[Start of section]

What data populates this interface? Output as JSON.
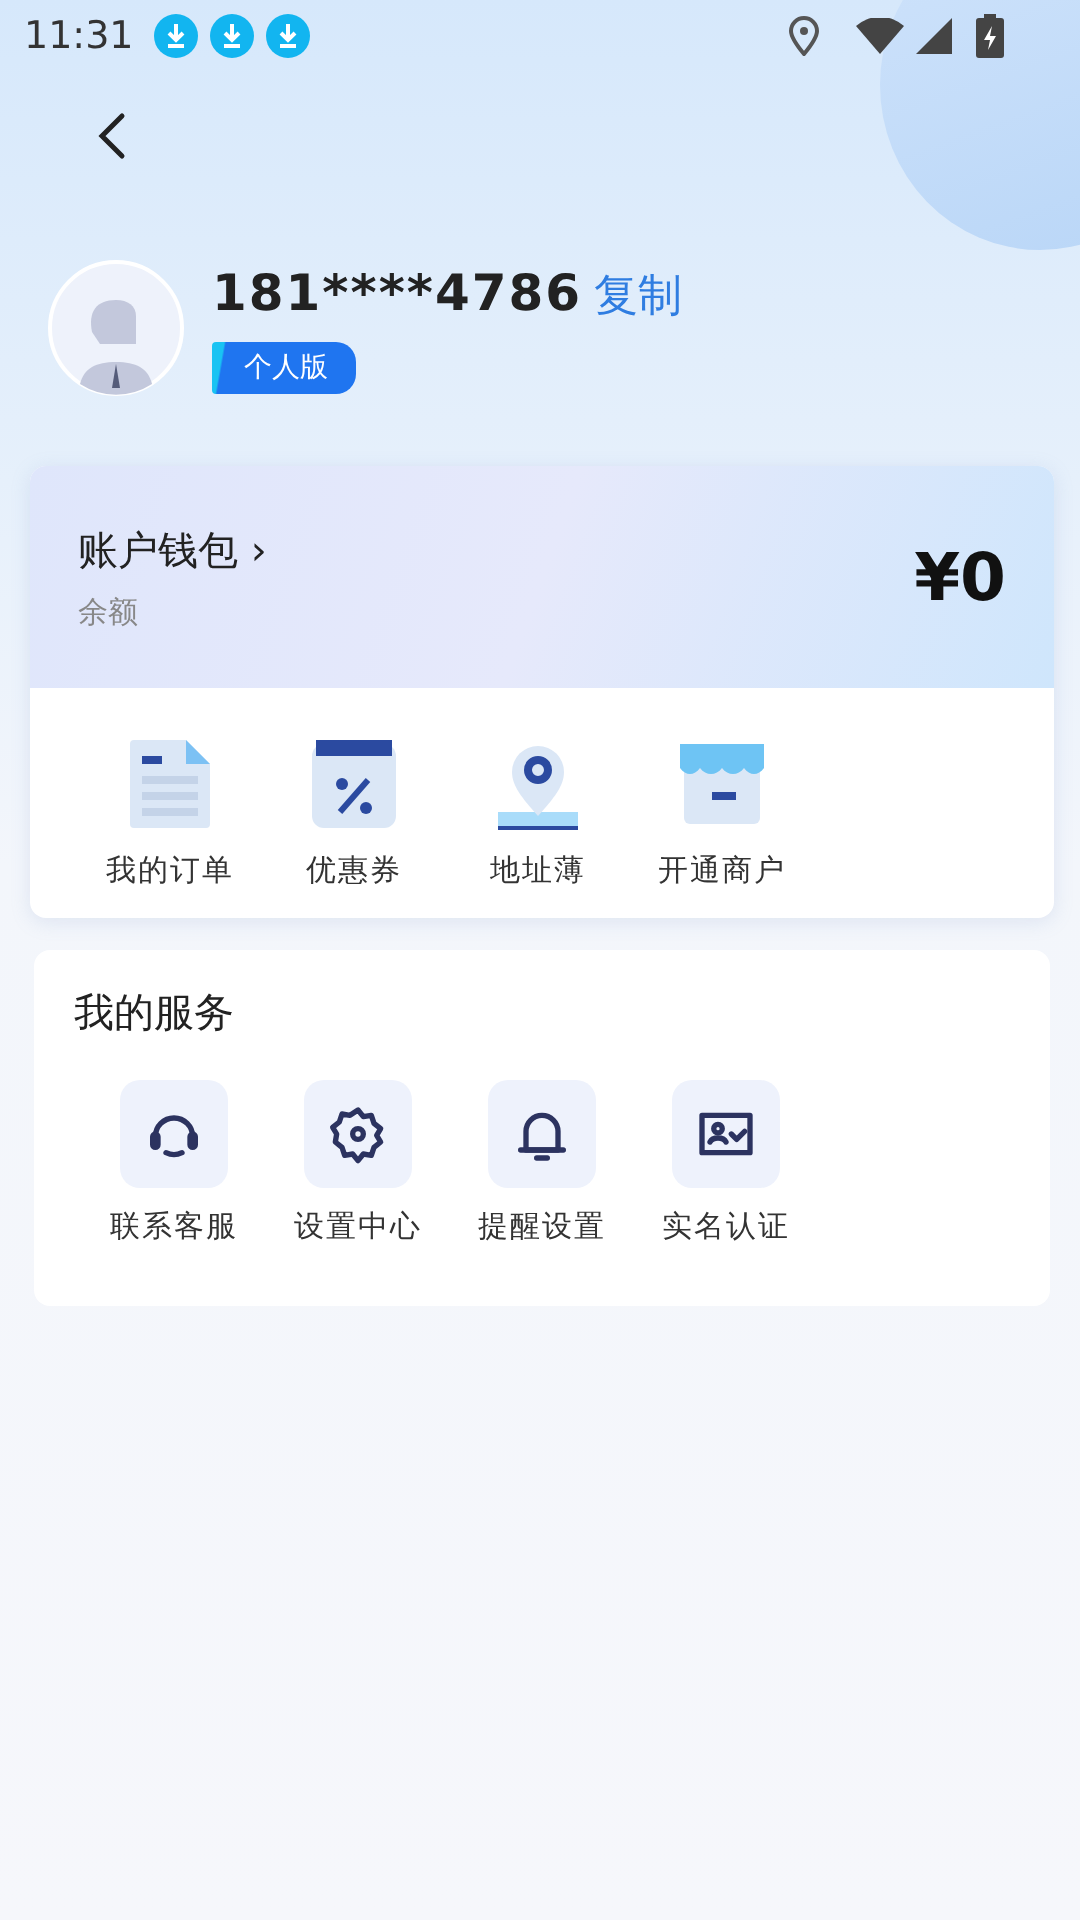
{
  "status_bar": {
    "time": "11:31"
  },
  "profile": {
    "phone": "181****4786",
    "copy_link": "复制",
    "badge": "个人版"
  },
  "wallet": {
    "title": "账户钱包",
    "chevron": "›",
    "subtitle": "余额",
    "amount": "¥0",
    "shortcuts": [
      {
        "label": "我的订单"
      },
      {
        "label": "优惠券"
      },
      {
        "label": "地址薄"
      },
      {
        "label": "开通商户"
      }
    ]
  },
  "services": {
    "title": "我的服务",
    "items": [
      {
        "label": "联系客服"
      },
      {
        "label": "设置中心"
      },
      {
        "label": "提醒设置"
      },
      {
        "label": "实名认证"
      }
    ]
  }
}
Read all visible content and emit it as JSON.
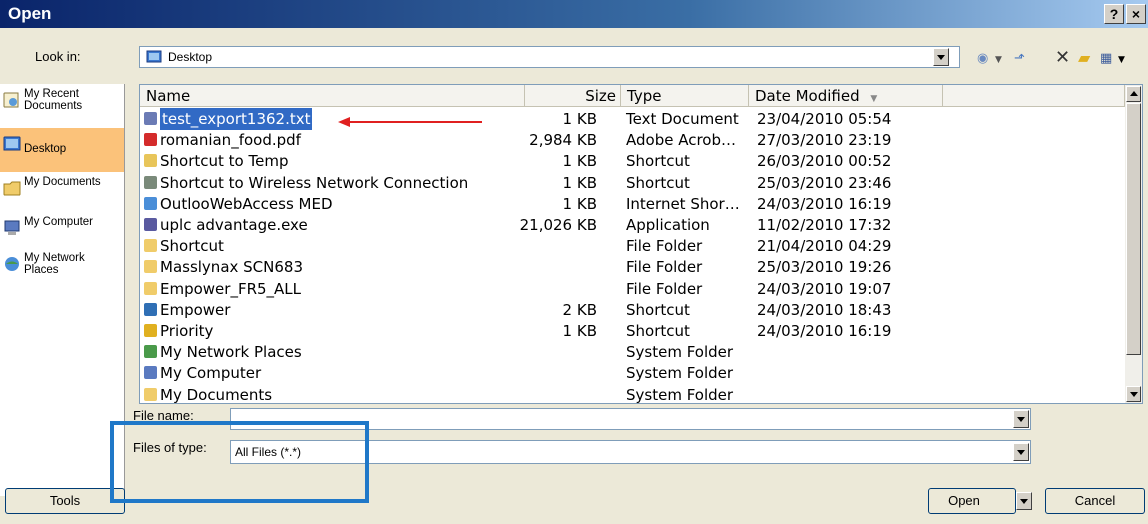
{
  "window": {
    "title": "Open",
    "help_glyph": "?",
    "close_glyph": "×"
  },
  "look_in": {
    "label": "Look in:",
    "value": "Desktop"
  },
  "places": [
    {
      "label": "My Recent Documents",
      "icon": "recent-documents-icon",
      "active": false
    },
    {
      "label": "Desktop",
      "icon": "desktop-icon",
      "active": true
    },
    {
      "label": "My Documents",
      "icon": "my-documents-icon",
      "active": false
    },
    {
      "label": "My Computer",
      "icon": "my-computer-icon",
      "active": false
    },
    {
      "label": "My Network Places",
      "icon": "network-places-icon",
      "active": false
    }
  ],
  "columns": {
    "name": "Name",
    "size": "Size",
    "type": "Type",
    "date": "Date Modified"
  },
  "files": [
    {
      "name": "test_export1362.txt",
      "size": "1 KB",
      "type": "Text Document",
      "date": "23/04/2010 05:54",
      "icon": "text-file-icon",
      "color": "#6b7bb5"
    },
    {
      "name": "romanian_food.pdf",
      "size": "2,984 KB",
      "type": "Adobe Acrob…",
      "date": "27/03/2010 23:19",
      "icon": "pdf-icon",
      "color": "#d42b2b"
    },
    {
      "name": "Shortcut to Temp",
      "size": "1 KB",
      "type": "Shortcut",
      "date": "26/03/2010 00:52",
      "icon": "folder-shortcut-icon",
      "color": "#e8c55a"
    },
    {
      "name": "Shortcut to Wireless Network Connection",
      "size": "1 KB",
      "type": "Shortcut",
      "date": "25/03/2010 23:46",
      "icon": "wireless-icon",
      "color": "#7a8a7a"
    },
    {
      "name": "OutlooWebAccess MED",
      "size": "1 KB",
      "type": "Internet Shor…",
      "date": "24/03/2010 16:19",
      "icon": "internet-shortcut-icon",
      "color": "#4a8ed8"
    },
    {
      "name": "uplc advantage.exe",
      "size": "21,026 KB",
      "type": "Application",
      "date": "11/02/2010 17:32",
      "icon": "application-icon",
      "color": "#5a5aa0"
    },
    {
      "name": "Shortcut",
      "size": "",
      "type": "File Folder",
      "date": "21/04/2010 04:29",
      "icon": "folder-icon",
      "color": "#f0cc6a"
    },
    {
      "name": "Masslynax SCN683",
      "size": "",
      "type": "File Folder",
      "date": "25/03/2010 19:26",
      "icon": "folder-icon",
      "color": "#f0cc6a"
    },
    {
      "name": "Empower_FR5_ALL",
      "size": "",
      "type": "File Folder",
      "date": "24/03/2010 19:07",
      "icon": "folder-icon",
      "color": "#f0cc6a"
    },
    {
      "name": "Empower",
      "size": "2 KB",
      "type": "Shortcut",
      "date": "24/03/2010 18:43",
      "icon": "empower-icon",
      "color": "#2f6fb5"
    },
    {
      "name": "Priority",
      "size": "1 KB",
      "type": "Shortcut",
      "date": "24/03/2010 16:19",
      "icon": "priority-icon",
      "color": "#e0b020"
    },
    {
      "name": "My Network Places",
      "size": "",
      "type": "System Folder",
      "date": "",
      "icon": "network-places-icon",
      "color": "#4a9a4a"
    },
    {
      "name": "My Computer",
      "size": "",
      "type": "System Folder",
      "date": "",
      "icon": "my-computer-icon",
      "color": "#5a7ac0"
    },
    {
      "name": "My Documents",
      "size": "",
      "type": "System Folder",
      "date": "",
      "icon": "my-documents-icon",
      "color": "#f0cc6a"
    }
  ],
  "file_name": {
    "label": "File name:",
    "value": ""
  },
  "files_of_type": {
    "label": "Files of type:",
    "value": "All Files (*.*)"
  },
  "buttons": {
    "tools": "Tools",
    "open": "Open",
    "cancel": "Cancel"
  },
  "colors": {
    "selection": "#316ac5",
    "annotation_arrow": "#e02020",
    "annotation_box": "#1f78c8",
    "active_place": "#fbc27a"
  }
}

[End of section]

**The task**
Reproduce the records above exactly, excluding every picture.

**Your response**
What data populates this interface? Output as JSON.
{
  "status_bar": {
    "time": "11:31"
  },
  "profile": {
    "phone": "181****4786",
    "copy_link": "复制",
    "badge": "个人版"
  },
  "wallet": {
    "title": "账户钱包",
    "chevron": "›",
    "subtitle": "余额",
    "amount": "¥0",
    "shortcuts": [
      {
        "label": "我的订单"
      },
      {
        "label": "优惠券"
      },
      {
        "label": "地址薄"
      },
      {
        "label": "开通商户"
      }
    ]
  },
  "services": {
    "title": "我的服务",
    "items": [
      {
        "label": "联系客服"
      },
      {
        "label": "设置中心"
      },
      {
        "label": "提醒设置"
      },
      {
        "label": "实名认证"
      }
    ]
  }
}
Read all visible content and emit it as JSON.
{
  "window": {
    "title": "Open",
    "help_glyph": "?",
    "close_glyph": "×"
  },
  "look_in": {
    "label": "Look in:",
    "value": "Desktop"
  },
  "places": [
    {
      "label": "My Recent Documents",
      "icon": "recent-documents-icon",
      "active": false
    },
    {
      "label": "Desktop",
      "icon": "desktop-icon",
      "active": true
    },
    {
      "label": "My Documents",
      "icon": "my-documents-icon",
      "active": false
    },
    {
      "label": "My Computer",
      "icon": "my-computer-icon",
      "active": false
    },
    {
      "label": "My Network Places",
      "icon": "network-places-icon",
      "active": false
    }
  ],
  "columns": {
    "name": "Name",
    "size": "Size",
    "type": "Type",
    "date": "Date Modified"
  },
  "files": [
    {
      "name": "test_export1362.txt",
      "size": "1 KB",
      "type": "Text Document",
      "date": "23/04/2010 05:54",
      "icon": "text-file-icon",
      "color": "#6b7bb5"
    },
    {
      "name": "romanian_food.pdf",
      "size": "2,984 KB",
      "type": "Adobe Acrob…",
      "date": "27/03/2010 23:19",
      "icon": "pdf-icon",
      "color": "#d42b2b"
    },
    {
      "name": "Shortcut to Temp",
      "size": "1 KB",
      "type": "Shortcut",
      "date": "26/03/2010 00:52",
      "icon": "folder-shortcut-icon",
      "color": "#e8c55a"
    },
    {
      "name": "Shortcut to Wireless Network Connection",
      "size": "1 KB",
      "type": "Shortcut",
      "date": "25/03/2010 23:46",
      "icon": "wireless-icon",
      "color": "#7a8a7a"
    },
    {
      "name": "OutlooWebAccess MED",
      "size": "1 KB",
      "type": "Internet Shor…",
      "date": "24/03/2010 16:19",
      "icon": "internet-shortcut-icon",
      "color": "#4a8ed8"
    },
    {
      "name": "uplc advantage.exe",
      "size": "21,026 KB",
      "type": "Application",
      "date": "11/02/2010 17:32",
      "icon": "application-icon",
      "color": "#5a5aa0"
    },
    {
      "name": "Shortcut",
      "size": "",
      "type": "File Folder",
      "date": "21/04/2010 04:29",
      "icon": "folder-icon",
      "color": "#f0cc6a"
    },
    {
      "name": "Masslynax SCN683",
      "size": "",
      "type": "File Folder",
      "date": "25/03/2010 19:26",
      "icon": "folder-icon",
      "color": "#f0cc6a"
    },
    {
      "name": "Empower_FR5_ALL",
      "size": "",
      "type": "File Folder",
      "date": "24/03/2010 19:07",
      "icon": "folder-icon",
      "color": "#f0cc6a"
    },
    {
      "name": "Empower",
      "size": "2 KB",
      "type": "Shortcut",
      "date": "24/03/2010 18:43",
      "icon": "empower-icon",
      "color": "#2f6fb5"
    },
    {
      "name": "Priority",
      "size": "1 KB",
      "type": "Shortcut",
      "date": "24/03/2010 16:19",
      "icon": "priority-icon",
      "color": "#e0b020"
    },
    {
      "name": "My Network Places",
      "size": "",
      "type": "System Folder",
      "date": "",
      "icon": "network-places-icon",
      "color": "#4a9a4a"
    },
    {
      "name": "My Computer",
      "size": "",
      "type": "System Folder",
      "date": "",
      "icon": "my-computer-icon",
      "color": "#5a7ac0"
    },
    {
      "name": "My Documents",
      "size": "",
      "type": "System Folder",
      "date": "",
      "icon": "my-documents-icon",
      "color": "#f0cc6a"
    }
  ],
  "file_name": {
    "label": "File name:",
    "value": ""
  },
  "files_of_type": {
    "label": "Files of type:",
    "value": "All Files (*.*)"
  },
  "buttons": {
    "tools": "Tools",
    "open": "Open",
    "cancel": "Cancel"
  },
  "colors": {
    "selection": "#316ac5",
    "annotation_arrow": "#e02020",
    "annotation_box": "#1f78c8",
    "active_place": "#fbc27a"
  }
}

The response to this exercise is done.